In my family, we find it helpful to clarify ground rules for gift-giving, so with my in-laws, adults don’t exchange gifts other than delicious food, and the kids each get one reasonable gift from each adult couple.
For our own kids we try to buy gifts based on this rhyme shared by friend: Something they want, something they need, something to eat, something to read. It really helps us tune into what they are most interested in, and to teach them the value of goods besides toys.
My husband and I gift each other experiences, like a voucher for a nice restaurant or a night away, instead of items, as we find that we treasure the memories much more than any trinket we might buy.
When you go shopping, you can also have in mind certain criteria for gifts, in addition to a maximum price point. Many people like to buy locally produced or Irish made as much as possible, as this supports individuals or small businesses and the local economy, and cuts down on transport miles.
You can also choose items made from sustainable materials, such as wood, bamboo, wool, organic cotton or ceramics, recycled plastic or paper, or stainless steel, which is fairly indestructible and will last for ages.
Second-hand shopping is a great option for Christmas as well, as many goods don’t need a new price label to be valuable to the recipient, and there are loads of great pre-owned items in charity shops or via websites.
Vouchers for local shops, restaurants, or subscriptions for a service are also good options to ensure people are getting exactly what they know they will like and use.
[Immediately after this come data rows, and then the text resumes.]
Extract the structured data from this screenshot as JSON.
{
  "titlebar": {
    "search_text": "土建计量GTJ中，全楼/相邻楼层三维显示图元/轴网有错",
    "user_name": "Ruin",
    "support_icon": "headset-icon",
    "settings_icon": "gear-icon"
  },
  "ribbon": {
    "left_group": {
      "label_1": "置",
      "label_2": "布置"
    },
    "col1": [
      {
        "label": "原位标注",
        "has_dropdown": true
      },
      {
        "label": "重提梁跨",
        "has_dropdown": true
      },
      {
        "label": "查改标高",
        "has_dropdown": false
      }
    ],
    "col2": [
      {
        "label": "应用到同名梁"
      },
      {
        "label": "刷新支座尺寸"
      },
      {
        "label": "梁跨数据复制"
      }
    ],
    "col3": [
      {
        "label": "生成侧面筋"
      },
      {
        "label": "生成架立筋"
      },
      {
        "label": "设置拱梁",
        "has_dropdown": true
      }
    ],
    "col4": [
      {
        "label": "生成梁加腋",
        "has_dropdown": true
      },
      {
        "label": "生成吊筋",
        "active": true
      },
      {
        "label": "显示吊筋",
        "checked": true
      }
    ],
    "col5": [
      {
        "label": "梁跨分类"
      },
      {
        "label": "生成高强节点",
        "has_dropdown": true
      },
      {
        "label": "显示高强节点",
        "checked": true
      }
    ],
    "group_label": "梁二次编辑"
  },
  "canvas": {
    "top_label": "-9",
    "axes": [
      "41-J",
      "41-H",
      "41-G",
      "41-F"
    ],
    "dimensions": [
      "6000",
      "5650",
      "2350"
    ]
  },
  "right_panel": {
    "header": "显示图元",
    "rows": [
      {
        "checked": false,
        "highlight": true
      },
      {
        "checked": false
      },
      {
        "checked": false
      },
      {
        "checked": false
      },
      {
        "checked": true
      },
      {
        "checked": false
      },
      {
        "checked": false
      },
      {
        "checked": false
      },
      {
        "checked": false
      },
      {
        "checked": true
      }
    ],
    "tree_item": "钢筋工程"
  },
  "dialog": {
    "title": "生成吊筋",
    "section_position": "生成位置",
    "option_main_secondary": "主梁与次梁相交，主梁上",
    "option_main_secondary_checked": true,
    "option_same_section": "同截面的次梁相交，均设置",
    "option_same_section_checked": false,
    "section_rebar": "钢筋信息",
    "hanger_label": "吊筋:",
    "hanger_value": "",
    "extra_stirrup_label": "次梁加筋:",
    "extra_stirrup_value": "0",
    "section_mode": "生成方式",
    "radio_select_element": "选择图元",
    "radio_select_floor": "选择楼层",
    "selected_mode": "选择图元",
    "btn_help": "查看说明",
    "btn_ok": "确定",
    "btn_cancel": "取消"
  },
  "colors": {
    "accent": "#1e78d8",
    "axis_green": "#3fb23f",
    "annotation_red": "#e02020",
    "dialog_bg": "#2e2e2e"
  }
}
Once you’ve chosen the perfect gift, try to give it with as little wrapping as possible. There are recycled paper envelopes for vouchers, and we probably all have a stash of Christmas gift bags from previous years tucked away somewhere that we can pull out and reuse.
If you really want to wrap a parcel in paper, try decorating plain brown craft paper with stamps or paint, or use newspaper and finish it with a reusable bow. In our house, Santa knows that he does not need to wrap the presents and can place them under the tree as they are!

McKinley Neal co-runs PAX Whole Foods & Eco Goods, a minimal-waste shop in Westport offering bulk organic foods, reusable goods, household products, eco-friendly personal care items and gifts.